(RECORDS SHOWN)

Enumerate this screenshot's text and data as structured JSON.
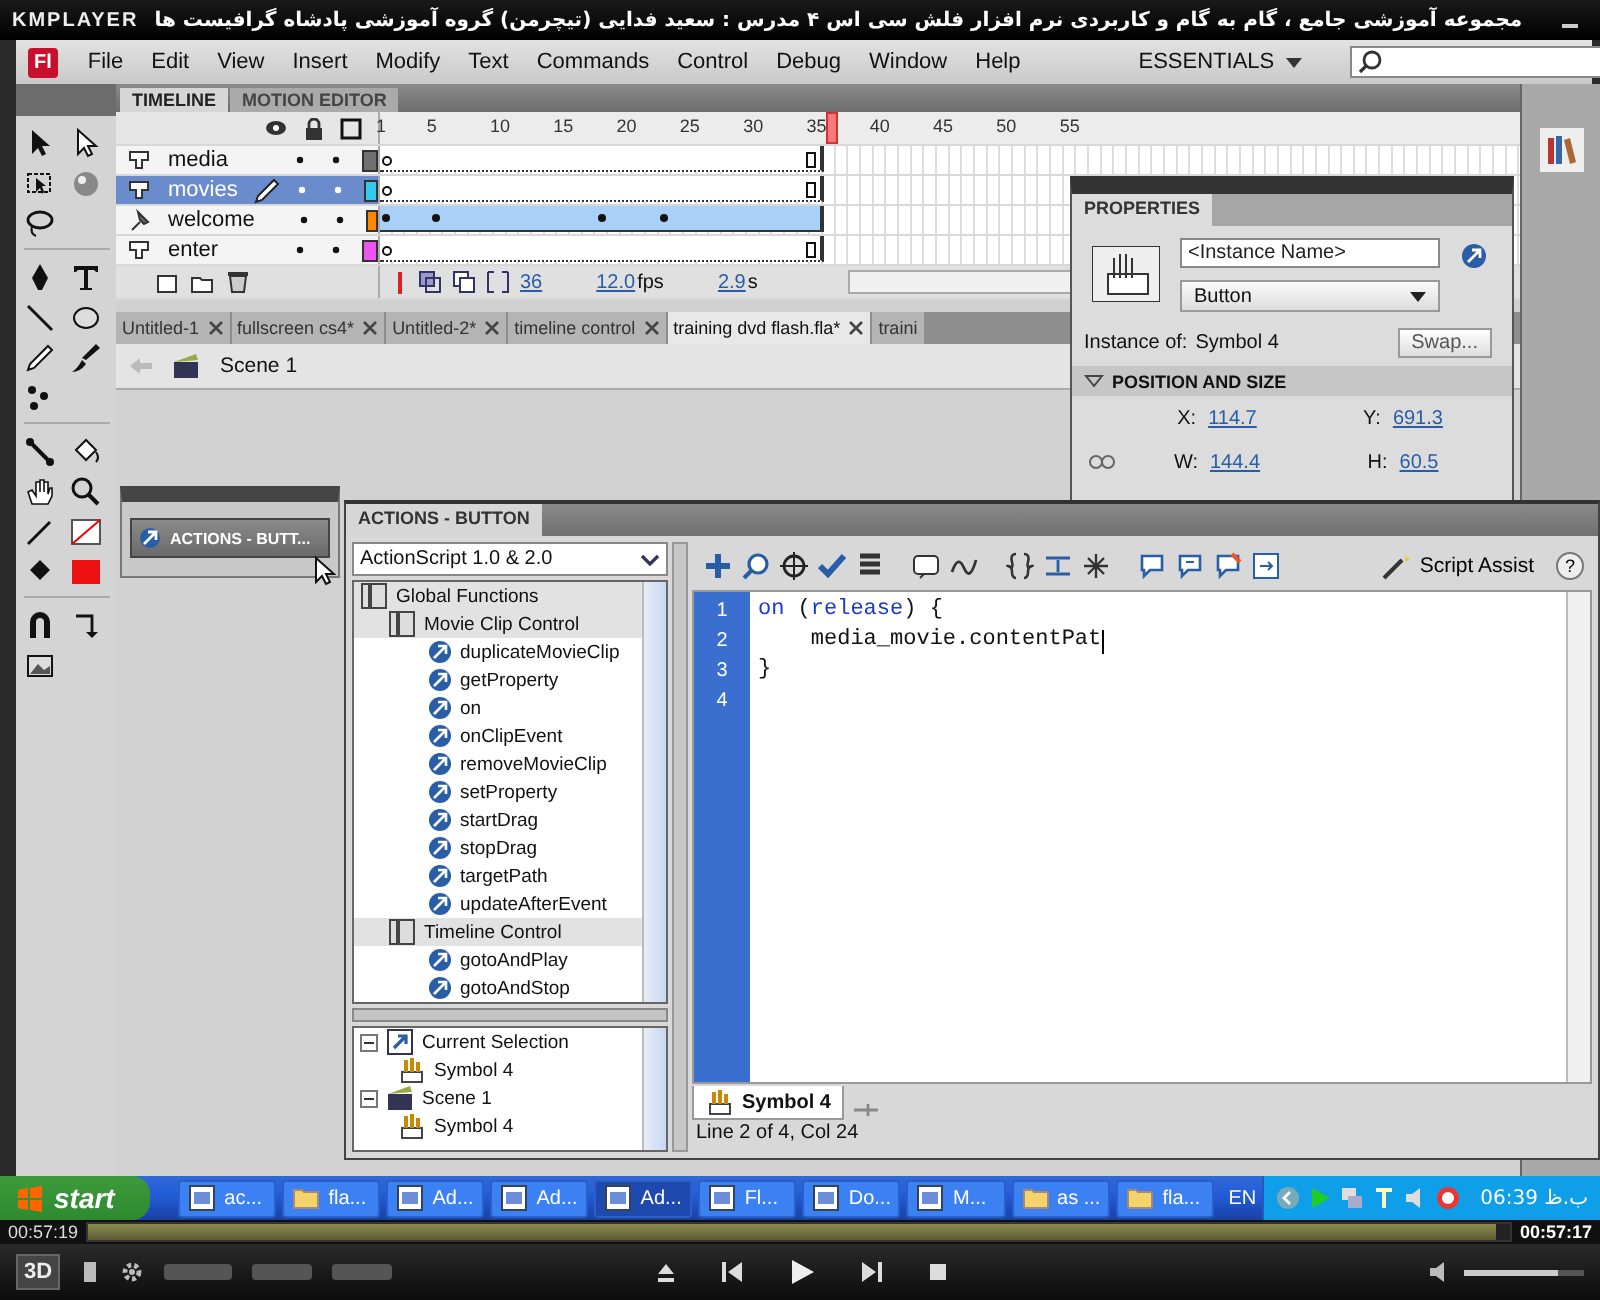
{
  "player": {
    "logo": "KMPLAYER",
    "title": "مجموعه آموزشی جامع ، گام به گام و کاربردی نرم افزار فلش سی اس ۴ مدرس : سعید فدایی (تیچرمن) گروه آموزشی پادشاه گرافیست ها"
  },
  "app": {
    "logo": "Fl",
    "menu": [
      "File",
      "Edit",
      "View",
      "Insert",
      "Modify",
      "Text",
      "Commands",
      "Control",
      "Debug",
      "Window",
      "Help"
    ],
    "workspace": "ESSENTIALS"
  },
  "timeline": {
    "tabs": [
      {
        "label": "TIMELINE",
        "selected": true
      },
      {
        "label": "MOTION EDITOR",
        "selected": false
      }
    ],
    "ruler": [
      "1",
      "5",
      "10",
      "15",
      "20",
      "25",
      "30",
      "35",
      "40",
      "45",
      "50",
      "55"
    ],
    "layers": [
      {
        "name": "media",
        "kind": "normal",
        "selected": false,
        "editing": false,
        "color": "#707070"
      },
      {
        "name": "movies",
        "kind": "normal",
        "selected": true,
        "editing": true,
        "color": "#33ccee"
      },
      {
        "name": "welcome",
        "kind": "tween",
        "selected": false,
        "editing": false,
        "color": "#ff8800"
      },
      {
        "name": "enter",
        "kind": "normal",
        "selected": false,
        "editing": false,
        "color": "#ee55ee"
      }
    ],
    "status": {
      "frame": "36",
      "fps": "12.0",
      "fps_unit": "fps",
      "time": "2.9",
      "time_unit": "s"
    }
  },
  "doc_tabs": [
    {
      "label": "Untitled-1",
      "selected": false
    },
    {
      "label": "fullscreen cs4*",
      "selected": false
    },
    {
      "label": "Untitled-2*",
      "selected": false
    },
    {
      "label": "timeline control",
      "selected": false
    },
    {
      "label": "training dvd flash.fla*",
      "selected": true
    },
    {
      "label": "traini",
      "selected": false
    }
  ],
  "scene": "Scene 1",
  "collapsed_panel": {
    "label": "ACTIONS - BUTT..."
  },
  "properties": {
    "title": "PROPERTIES",
    "instance_name": {
      "placeholder": "<Instance Name>"
    },
    "type": "Button",
    "instance_of_label": "Instance of:",
    "instance_of": "Symbol 4",
    "swap": "Swap...",
    "section": "POSITION AND SIZE",
    "fields": [
      {
        "label": "X:",
        "value": "114.7"
      },
      {
        "label": "Y:",
        "value": "691.3"
      },
      {
        "label": "W:",
        "value": "144.4"
      },
      {
        "label": "H:",
        "value": "60.5"
      }
    ]
  },
  "actions": {
    "title": "ACTIONS - BUTTON",
    "language": "ActionScript 1.0 & 2.0",
    "script_assist": "Script Assist",
    "help": "?",
    "toolbox": [
      {
        "label": "Global Functions",
        "kind": "book",
        "children": [
          {
            "label": "Movie Clip Control",
            "kind": "book",
            "children": [
              {
                "label": "duplicateMovieClip",
                "kind": "function"
              },
              {
                "label": "getProperty",
                "kind": "function"
              },
              {
                "label": "on",
                "kind": "function"
              },
              {
                "label": "onClipEvent",
                "kind": "function"
              },
              {
                "label": "removeMovieClip",
                "kind": "function"
              },
              {
                "label": "setProperty",
                "kind": "function"
              },
              {
                "label": "startDrag",
                "kind": "function"
              },
              {
                "label": "stopDrag",
                "kind": "function"
              },
              {
                "label": "targetPath",
                "kind": "function"
              },
              {
                "label": "updateAfterEvent",
                "kind": "function"
              }
            ]
          },
          {
            "label": "Timeline Control",
            "kind": "book",
            "children": [
              {
                "label": "gotoAndPlay",
                "kind": "function"
              },
              {
                "label": "gotoAndStop",
                "kind": "function"
              }
            ]
          }
        ]
      }
    ],
    "script_nav": [
      {
        "label": "Current Selection",
        "kind": "selection",
        "expanded": true,
        "children": [
          {
            "label": "Symbol 4",
            "kind": "symbol"
          }
        ]
      },
      {
        "label": "Scene 1",
        "kind": "scene",
        "expanded": true,
        "children": [
          {
            "label": "Symbol 4",
            "kind": "symbol"
          }
        ]
      }
    ],
    "lines": [
      {
        "number": "1",
        "tokens": [
          {
            "text": "on",
            "kind": "keyword"
          },
          {
            "text": " (",
            "kind": "plain"
          },
          {
            "text": "release",
            "kind": "keyword"
          },
          {
            "text": ") {",
            "kind": "plain"
          }
        ]
      },
      {
        "number": "2",
        "cursor": true,
        "tokens": [
          {
            "text": "    media_movie.contentPat",
            "kind": "plain"
          }
        ]
      },
      {
        "number": "3",
        "tokens": [
          {
            "text": "}",
            "kind": "plain"
          }
        ]
      },
      {
        "number": "4"
      }
    ],
    "file_tab": "Symbol 4",
    "status": "Line 2 of 4, Col 24"
  },
  "taskbar": {
    "start": "start",
    "items": [
      {
        "label": "ac...",
        "kind": "app",
        "selected": false
      },
      {
        "label": "fla...",
        "kind": "folder",
        "selected": false
      },
      {
        "label": "Ad...",
        "kind": "app",
        "selected": false
      },
      {
        "label": "Ad...",
        "kind": "app",
        "selected": false
      },
      {
        "label": "Ad...",
        "kind": "app",
        "selected": true
      },
      {
        "label": "Fl...",
        "kind": "app",
        "selected": false
      },
      {
        "label": "Do...",
        "kind": "app",
        "selected": false
      },
      {
        "label": "M...",
        "kind": "app",
        "selected": false
      },
      {
        "label": "as ...",
        "kind": "folder",
        "selected": false
      },
      {
        "label": "fla...",
        "kind": "folder",
        "selected": false
      }
    ],
    "language": "EN",
    "clock": "06:39 ب.ظ"
  },
  "playback": {
    "elapsed": "00:57:19",
    "total": "00:57:17",
    "level": 0.99,
    "mode": "3D",
    "volume": {
      "level": 0.78
    }
  }
}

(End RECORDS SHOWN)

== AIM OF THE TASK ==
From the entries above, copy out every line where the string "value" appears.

== RESPONSE ==
        "value": "114.7"
        "value": "691.3"
        "value": "144.4"
        "value": "60.5"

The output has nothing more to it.